== Requirement ==
From the entries that follow, copy every line with the word "Points".

[Data shown Boundary: Start]

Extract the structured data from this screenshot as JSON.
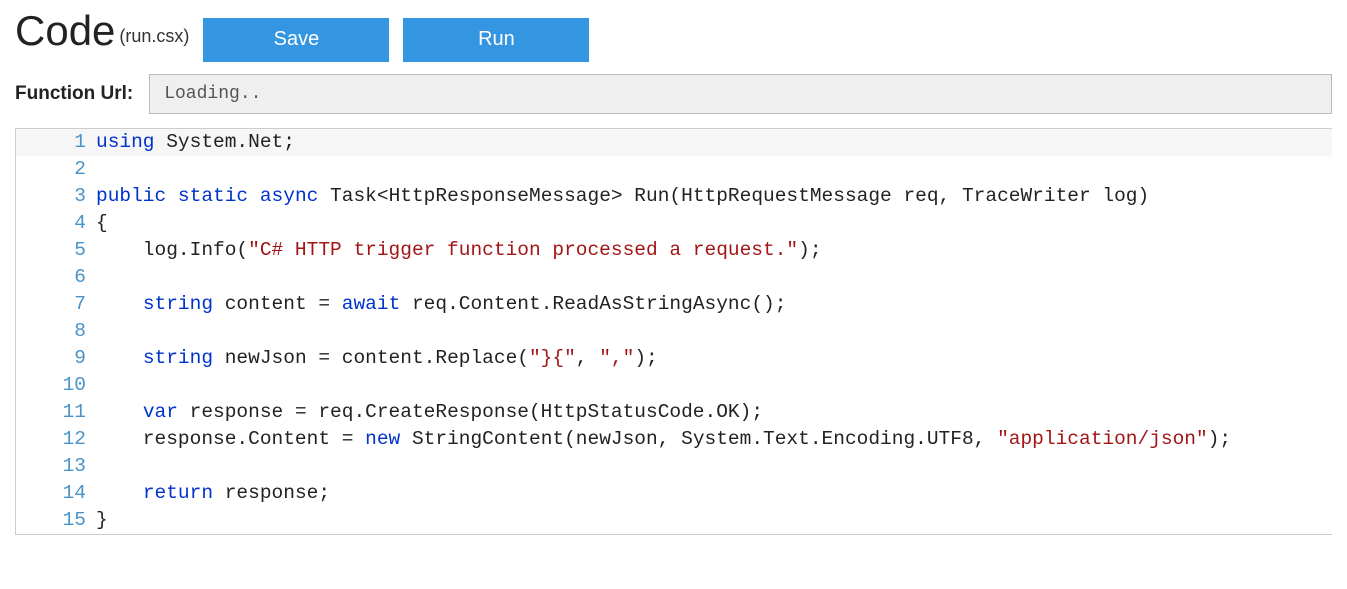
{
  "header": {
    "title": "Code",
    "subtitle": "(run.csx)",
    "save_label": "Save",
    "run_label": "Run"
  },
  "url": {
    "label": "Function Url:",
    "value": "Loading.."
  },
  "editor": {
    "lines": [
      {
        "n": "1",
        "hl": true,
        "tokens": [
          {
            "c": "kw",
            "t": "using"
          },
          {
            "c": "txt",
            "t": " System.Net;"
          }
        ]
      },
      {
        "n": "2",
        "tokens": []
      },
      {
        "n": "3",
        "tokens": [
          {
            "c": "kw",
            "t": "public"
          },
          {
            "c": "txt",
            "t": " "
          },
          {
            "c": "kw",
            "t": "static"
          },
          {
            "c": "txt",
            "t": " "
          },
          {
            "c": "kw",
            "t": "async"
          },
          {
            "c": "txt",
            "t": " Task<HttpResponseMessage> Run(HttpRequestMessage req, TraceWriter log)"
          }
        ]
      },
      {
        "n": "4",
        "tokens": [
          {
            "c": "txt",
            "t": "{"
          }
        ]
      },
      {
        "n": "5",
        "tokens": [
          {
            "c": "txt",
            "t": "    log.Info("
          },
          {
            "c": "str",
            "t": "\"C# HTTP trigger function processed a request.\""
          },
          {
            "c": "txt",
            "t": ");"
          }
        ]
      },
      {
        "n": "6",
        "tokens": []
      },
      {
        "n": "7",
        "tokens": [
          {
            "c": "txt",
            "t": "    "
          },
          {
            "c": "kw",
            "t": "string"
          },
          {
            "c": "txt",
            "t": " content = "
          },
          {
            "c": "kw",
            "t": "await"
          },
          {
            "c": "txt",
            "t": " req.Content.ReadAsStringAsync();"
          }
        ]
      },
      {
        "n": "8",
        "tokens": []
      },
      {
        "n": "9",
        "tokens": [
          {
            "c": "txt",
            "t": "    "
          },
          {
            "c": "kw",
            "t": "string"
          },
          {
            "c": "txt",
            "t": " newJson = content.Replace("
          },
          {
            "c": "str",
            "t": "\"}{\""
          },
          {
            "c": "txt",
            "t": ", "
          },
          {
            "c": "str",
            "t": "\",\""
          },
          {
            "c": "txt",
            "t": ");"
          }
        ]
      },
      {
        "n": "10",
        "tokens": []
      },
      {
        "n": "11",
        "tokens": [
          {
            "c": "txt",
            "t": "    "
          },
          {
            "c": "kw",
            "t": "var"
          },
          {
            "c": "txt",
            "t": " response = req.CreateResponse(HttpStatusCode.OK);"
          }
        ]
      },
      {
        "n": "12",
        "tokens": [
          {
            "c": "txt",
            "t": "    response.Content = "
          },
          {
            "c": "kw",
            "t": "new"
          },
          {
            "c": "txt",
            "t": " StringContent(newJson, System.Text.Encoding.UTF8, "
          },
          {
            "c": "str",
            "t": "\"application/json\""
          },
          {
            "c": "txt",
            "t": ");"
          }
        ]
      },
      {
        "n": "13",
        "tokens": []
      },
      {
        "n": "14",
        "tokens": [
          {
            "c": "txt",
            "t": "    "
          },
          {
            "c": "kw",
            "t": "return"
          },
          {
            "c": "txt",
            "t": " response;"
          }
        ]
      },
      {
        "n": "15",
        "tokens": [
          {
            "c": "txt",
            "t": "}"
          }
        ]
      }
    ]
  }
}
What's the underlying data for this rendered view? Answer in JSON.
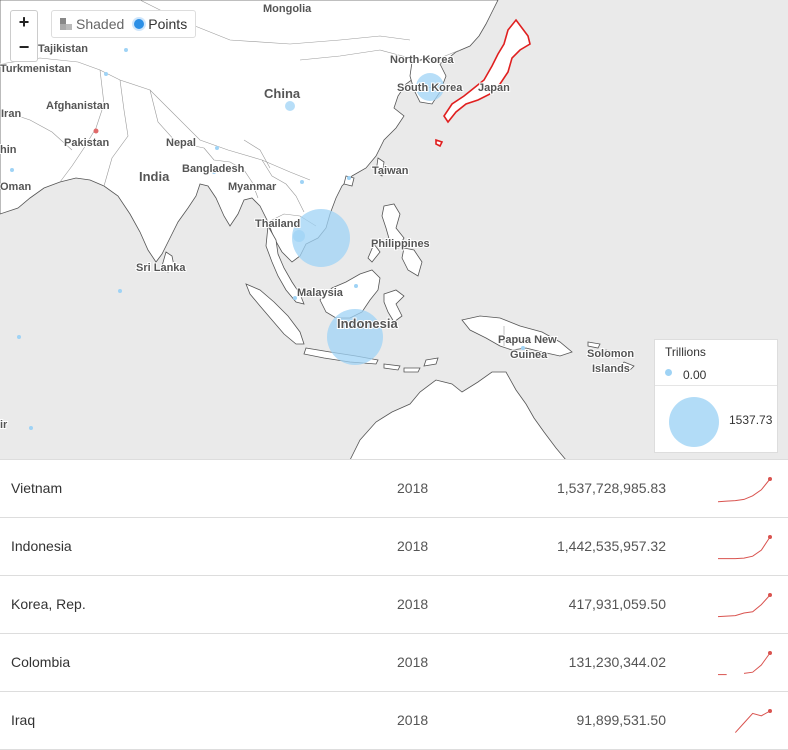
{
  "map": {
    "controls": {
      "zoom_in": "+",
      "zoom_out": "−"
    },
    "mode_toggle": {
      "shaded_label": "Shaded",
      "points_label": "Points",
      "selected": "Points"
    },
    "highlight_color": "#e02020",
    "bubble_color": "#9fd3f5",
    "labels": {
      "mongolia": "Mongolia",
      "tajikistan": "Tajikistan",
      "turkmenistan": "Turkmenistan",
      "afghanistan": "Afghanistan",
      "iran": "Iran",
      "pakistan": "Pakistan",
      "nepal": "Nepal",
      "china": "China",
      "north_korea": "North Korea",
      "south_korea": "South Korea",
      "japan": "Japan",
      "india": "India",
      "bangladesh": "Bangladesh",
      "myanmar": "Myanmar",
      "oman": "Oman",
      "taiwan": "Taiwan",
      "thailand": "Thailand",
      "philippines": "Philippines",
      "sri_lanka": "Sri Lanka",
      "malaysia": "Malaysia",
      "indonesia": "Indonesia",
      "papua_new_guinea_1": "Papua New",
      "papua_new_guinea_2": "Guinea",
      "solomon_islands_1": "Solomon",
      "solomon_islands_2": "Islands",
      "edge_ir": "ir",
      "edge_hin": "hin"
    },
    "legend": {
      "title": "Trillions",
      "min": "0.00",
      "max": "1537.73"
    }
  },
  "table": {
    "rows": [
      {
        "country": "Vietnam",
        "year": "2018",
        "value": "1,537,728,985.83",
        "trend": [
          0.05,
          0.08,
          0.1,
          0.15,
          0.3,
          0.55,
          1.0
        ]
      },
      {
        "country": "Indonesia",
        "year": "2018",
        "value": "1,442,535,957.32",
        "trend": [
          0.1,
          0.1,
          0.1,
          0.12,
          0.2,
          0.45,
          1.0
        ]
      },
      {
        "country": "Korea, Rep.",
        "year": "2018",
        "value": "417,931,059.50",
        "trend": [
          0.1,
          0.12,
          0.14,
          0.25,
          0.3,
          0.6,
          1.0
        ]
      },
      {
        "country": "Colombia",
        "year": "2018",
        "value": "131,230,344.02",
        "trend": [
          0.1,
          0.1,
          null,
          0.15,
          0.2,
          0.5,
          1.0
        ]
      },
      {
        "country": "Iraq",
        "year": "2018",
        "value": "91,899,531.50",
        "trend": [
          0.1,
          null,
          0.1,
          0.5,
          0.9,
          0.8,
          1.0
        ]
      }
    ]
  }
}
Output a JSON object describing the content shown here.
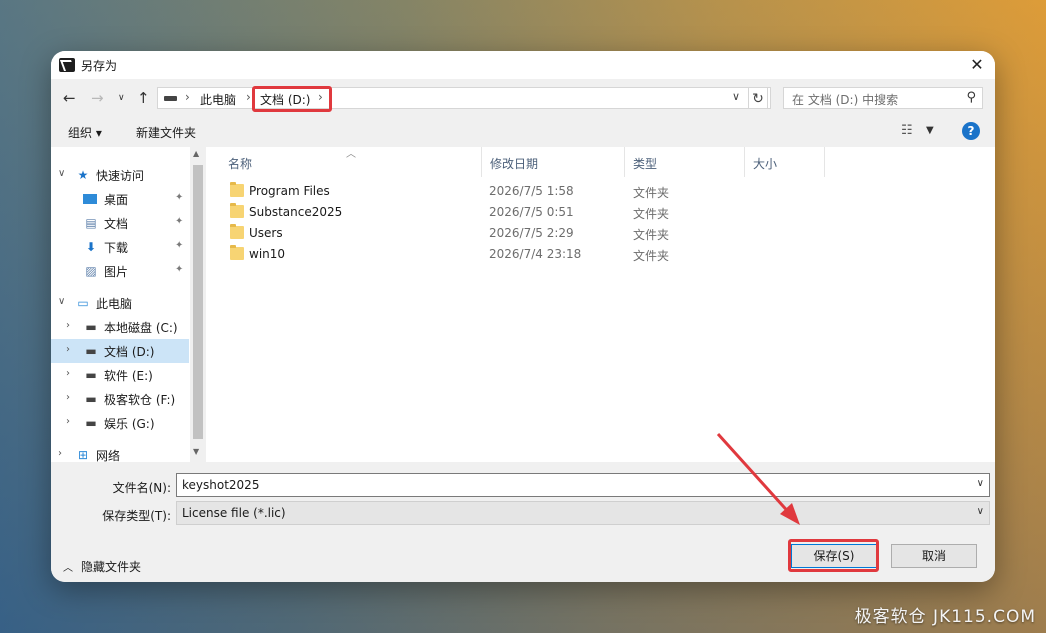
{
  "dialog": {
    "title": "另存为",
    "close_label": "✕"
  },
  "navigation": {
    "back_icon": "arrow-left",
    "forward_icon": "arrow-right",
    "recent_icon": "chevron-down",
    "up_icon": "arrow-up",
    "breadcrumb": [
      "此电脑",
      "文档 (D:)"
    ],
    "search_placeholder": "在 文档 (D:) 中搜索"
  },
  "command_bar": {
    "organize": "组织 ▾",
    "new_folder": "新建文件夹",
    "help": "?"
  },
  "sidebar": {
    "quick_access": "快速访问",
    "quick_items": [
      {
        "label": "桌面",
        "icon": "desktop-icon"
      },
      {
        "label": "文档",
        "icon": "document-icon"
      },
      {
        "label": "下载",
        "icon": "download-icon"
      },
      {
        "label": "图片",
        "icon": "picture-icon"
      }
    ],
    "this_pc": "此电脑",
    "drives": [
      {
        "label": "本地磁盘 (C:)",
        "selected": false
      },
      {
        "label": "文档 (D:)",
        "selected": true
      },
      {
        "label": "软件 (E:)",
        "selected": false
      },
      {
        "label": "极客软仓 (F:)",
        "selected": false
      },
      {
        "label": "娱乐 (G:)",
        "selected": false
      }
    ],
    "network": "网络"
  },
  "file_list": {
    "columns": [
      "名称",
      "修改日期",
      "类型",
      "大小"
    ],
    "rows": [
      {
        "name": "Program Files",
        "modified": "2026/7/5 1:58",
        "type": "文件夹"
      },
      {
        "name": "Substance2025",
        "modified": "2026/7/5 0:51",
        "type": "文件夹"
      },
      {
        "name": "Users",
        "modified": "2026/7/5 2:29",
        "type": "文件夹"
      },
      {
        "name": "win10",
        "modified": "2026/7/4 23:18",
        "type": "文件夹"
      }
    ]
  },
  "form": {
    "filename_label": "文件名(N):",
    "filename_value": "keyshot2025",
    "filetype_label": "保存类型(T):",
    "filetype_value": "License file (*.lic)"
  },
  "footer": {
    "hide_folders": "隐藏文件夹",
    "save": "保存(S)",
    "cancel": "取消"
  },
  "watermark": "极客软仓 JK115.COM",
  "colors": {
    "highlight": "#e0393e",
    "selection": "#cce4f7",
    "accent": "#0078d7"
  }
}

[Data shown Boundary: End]

== Answer area ==
      "points_label": "Points",
      "selected": "Points"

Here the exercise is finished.